WHAT IS NEEDED
Print each record below word for word.

[Entries from a dataset of interfaces]
↓↓↓

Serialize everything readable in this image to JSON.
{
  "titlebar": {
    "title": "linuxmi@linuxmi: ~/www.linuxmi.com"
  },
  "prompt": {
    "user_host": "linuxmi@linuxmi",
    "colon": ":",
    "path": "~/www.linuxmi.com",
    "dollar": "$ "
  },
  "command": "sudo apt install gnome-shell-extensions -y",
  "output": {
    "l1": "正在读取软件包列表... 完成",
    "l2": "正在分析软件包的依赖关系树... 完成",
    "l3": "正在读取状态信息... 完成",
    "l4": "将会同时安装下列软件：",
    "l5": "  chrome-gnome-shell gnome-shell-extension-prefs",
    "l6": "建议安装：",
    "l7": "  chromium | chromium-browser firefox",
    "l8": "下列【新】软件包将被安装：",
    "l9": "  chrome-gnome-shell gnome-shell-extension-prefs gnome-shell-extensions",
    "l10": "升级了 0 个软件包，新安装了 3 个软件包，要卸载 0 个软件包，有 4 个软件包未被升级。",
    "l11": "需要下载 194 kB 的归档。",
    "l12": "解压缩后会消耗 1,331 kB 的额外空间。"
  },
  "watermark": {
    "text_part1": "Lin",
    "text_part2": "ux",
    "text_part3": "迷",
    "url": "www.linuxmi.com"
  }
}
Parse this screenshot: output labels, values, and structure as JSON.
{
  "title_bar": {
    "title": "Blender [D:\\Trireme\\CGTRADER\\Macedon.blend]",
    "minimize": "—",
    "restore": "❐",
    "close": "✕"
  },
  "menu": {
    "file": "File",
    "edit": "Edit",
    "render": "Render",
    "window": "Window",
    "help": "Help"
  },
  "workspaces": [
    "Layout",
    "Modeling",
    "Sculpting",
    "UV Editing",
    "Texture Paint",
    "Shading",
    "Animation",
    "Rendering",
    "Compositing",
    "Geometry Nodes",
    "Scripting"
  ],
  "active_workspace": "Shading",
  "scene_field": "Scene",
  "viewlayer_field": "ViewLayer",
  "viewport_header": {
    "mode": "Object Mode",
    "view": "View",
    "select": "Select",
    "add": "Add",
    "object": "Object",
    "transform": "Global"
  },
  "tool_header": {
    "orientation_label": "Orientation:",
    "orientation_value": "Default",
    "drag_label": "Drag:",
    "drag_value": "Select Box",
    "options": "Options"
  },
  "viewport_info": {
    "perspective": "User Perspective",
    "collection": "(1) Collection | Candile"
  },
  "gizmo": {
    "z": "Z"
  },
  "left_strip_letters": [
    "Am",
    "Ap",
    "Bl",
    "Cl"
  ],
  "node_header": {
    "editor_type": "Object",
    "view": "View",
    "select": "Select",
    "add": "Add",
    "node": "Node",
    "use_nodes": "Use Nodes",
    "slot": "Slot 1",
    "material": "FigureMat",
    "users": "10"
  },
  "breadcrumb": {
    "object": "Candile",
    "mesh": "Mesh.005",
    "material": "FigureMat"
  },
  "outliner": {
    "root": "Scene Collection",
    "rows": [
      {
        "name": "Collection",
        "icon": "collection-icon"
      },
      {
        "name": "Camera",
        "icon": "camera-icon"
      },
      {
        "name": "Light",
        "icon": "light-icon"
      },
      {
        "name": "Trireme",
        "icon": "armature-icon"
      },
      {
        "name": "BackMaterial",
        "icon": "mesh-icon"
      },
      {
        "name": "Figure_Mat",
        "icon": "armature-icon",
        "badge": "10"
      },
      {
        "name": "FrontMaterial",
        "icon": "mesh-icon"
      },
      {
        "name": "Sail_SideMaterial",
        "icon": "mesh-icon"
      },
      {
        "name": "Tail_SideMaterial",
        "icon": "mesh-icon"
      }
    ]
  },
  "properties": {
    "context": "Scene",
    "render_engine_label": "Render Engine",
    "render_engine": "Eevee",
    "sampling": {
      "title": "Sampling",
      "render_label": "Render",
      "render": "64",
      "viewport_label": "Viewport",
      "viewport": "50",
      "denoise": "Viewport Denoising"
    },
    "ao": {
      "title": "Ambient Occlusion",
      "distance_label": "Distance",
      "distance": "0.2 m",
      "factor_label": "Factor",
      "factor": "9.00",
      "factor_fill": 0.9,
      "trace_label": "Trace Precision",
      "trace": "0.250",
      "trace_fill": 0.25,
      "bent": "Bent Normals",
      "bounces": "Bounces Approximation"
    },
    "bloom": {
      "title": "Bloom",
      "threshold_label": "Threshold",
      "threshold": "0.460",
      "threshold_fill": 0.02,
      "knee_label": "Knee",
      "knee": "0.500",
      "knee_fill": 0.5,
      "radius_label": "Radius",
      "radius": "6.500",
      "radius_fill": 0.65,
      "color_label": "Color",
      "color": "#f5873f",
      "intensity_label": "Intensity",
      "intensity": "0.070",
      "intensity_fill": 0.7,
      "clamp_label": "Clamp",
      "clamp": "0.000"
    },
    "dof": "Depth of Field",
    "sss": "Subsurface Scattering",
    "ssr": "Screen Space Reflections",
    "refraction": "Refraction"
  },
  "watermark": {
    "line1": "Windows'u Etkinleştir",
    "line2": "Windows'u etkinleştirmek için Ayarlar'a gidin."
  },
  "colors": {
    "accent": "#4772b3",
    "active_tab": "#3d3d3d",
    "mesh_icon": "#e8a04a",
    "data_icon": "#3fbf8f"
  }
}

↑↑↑

RESULT FOR THIS EXERCISE
Serialize everything readable in this image to JSON.
{
  "titlebar": {
    "title": "linuxmi@linuxmi: ~/www.linuxmi.com"
  },
  "prompt": {
    "user_host": "linuxmi@linuxmi",
    "colon": ":",
    "path": "~/www.linuxmi.com",
    "dollar": "$ "
  },
  "command": "sudo apt install gnome-shell-extensions -y",
  "output": {
    "l1": "正在读取软件包列表... 完成",
    "l2": "正在分析软件包的依赖关系树... 完成",
    "l3": "正在读取状态信息... 完成",
    "l4": "将会同时安装下列软件：",
    "l5": "  chrome-gnome-shell gnome-shell-extension-prefs",
    "l6": "建议安装：",
    "l7": "  chromium | chromium-browser firefox",
    "l8": "下列【新】软件包将被安装：",
    "l9": "  chrome-gnome-shell gnome-shell-extension-prefs gnome-shell-extensions",
    "l10": "升级了 0 个软件包，新安装了 3 个软件包，要卸载 0 个软件包，有 4 个软件包未被升级。",
    "l11": "需要下载 194 kB 的归档。",
    "l12": "解压缩后会消耗 1,331 kB 的额外空间。"
  },
  "watermark": {
    "text_part1": "Lin",
    "text_part2": "ux",
    "text_part3": "迷",
    "url": "www.linuxmi.com"
  }
}
Parse this screenshot: output labels, values, and structure as JSON.
{
  "title_bar": {
    "title": "Blender [D:\\Trireme\\CGTRADER\\Macedon.blend]",
    "minimize": "—",
    "restore": "❐",
    "close": "✕"
  },
  "menu": {
    "file": "File",
    "edit": "Edit",
    "render": "Render",
    "window": "Window",
    "help": "Help"
  },
  "workspaces": [
    "Layout",
    "Modeling",
    "Sculpting",
    "UV Editing",
    "Texture Paint",
    "Shading",
    "Animation",
    "Rendering",
    "Compositing",
    "Geometry Nodes",
    "Scripting"
  ],
  "active_workspace": "Shading",
  "scene_field": "Scene",
  "viewlayer_field": "ViewLayer",
  "viewport_header": {
    "mode": "Object Mode",
    "view": "View",
    "select": "Select",
    "add": "Add",
    "object": "Object",
    "transform": "Global"
  },
  "tool_header": {
    "orientation_label": "Orientation:",
    "orientation_value": "Default",
    "drag_label": "Drag:",
    "drag_value": "Select Box",
    "options": "Options"
  },
  "viewport_info": {
    "perspective": "User Perspective",
    "collection": "(1) Collection | Candile"
  },
  "gizmo": {
    "z": "Z"
  },
  "left_strip_letters": [
    "Am",
    "Ap",
    "Bl",
    "Cl"
  ],
  "node_header": {
    "editor_type": "Object",
    "view": "View",
    "select": "Select",
    "add": "Add",
    "node": "Node",
    "use_nodes": "Use Nodes",
    "slot": "Slot 1",
    "material": "FigureMat",
    "users": "10"
  },
  "breadcrumb": {
    "object": "Candile",
    "mesh": "Mesh.005",
    "material": "FigureMat"
  },
  "outliner": {
    "root": "Scene Collection",
    "rows": [
      {
        "name": "Collection",
        "icon": "collection-icon"
      },
      {
        "name": "Camera",
        "icon": "camera-icon"
      },
      {
        "name": "Light",
        "icon": "light-icon"
      },
      {
        "name": "Trireme",
        "icon": "armature-icon"
      },
      {
        "name": "BackMaterial",
        "icon": "mesh-icon"
      },
      {
        "name": "Figure_Mat",
        "icon": "armature-icon",
        "badge": "10"
      },
      {
        "name": "FrontMaterial",
        "icon": "mesh-icon"
      },
      {
        "name": "Sail_SideMaterial",
        "icon": "mesh-icon"
      },
      {
        "name": "Tail_SideMaterial",
        "icon": "mesh-icon"
      }
    ]
  },
  "properties": {
    "context": "Scene",
    "render_engine_label": "Render Engine",
    "render_engine": "Eevee",
    "sampling": {
      "title": "Sampling",
      "render_label": "Render",
      "render": "64",
      "viewport_label": "Viewport",
      "viewport": "50",
      "denoise": "Viewport Denoising"
    },
    "ao": {
      "title": "Ambient Occlusion",
      "distance_label": "Distance",
      "distance": "0.2 m",
      "factor_label": "Factor",
      "factor": "9.00",
      "factor_fill": 0.9,
      "trace_label": "Trace Precision",
      "trace": "0.250",
      "trace_fill": 0.25,
      "bent": "Bent Normals",
      "bounces": "Bounces Approximation"
    },
    "bloom": {
      "title": "Bloom",
      "threshold_label": "Threshold",
      "threshold": "0.460",
      "threshold_fill": 0.02,
      "knee_label": "Knee",
      "knee": "0.500",
      "knee_fill": 0.5,
      "radius_label": "Radius",
      "radius": "6.500",
      "radius_fill": 0.65,
      "color_label": "Color",
      "color": "#f5873f",
      "intensity_label": "Intensity",
      "intensity": "0.070",
      "intensity_fill": 0.7,
      "clamp_label": "Clamp",
      "clamp": "0.000"
    },
    "dof": "Depth of Field",
    "sss": "Subsurface Scattering",
    "ssr": "Screen Space Reflections",
    "refraction": "Refraction"
  },
  "watermark": {
    "line1": "Windows'u Etkinleştir",
    "line2": "Windows'u etkinleştirmek için Ayarlar'a gidin."
  },
  "colors": {
    "accent": "#4772b3",
    "active_tab": "#3d3d3d",
    "mesh_icon": "#e8a04a",
    "data_icon": "#3fbf8f"
  }
}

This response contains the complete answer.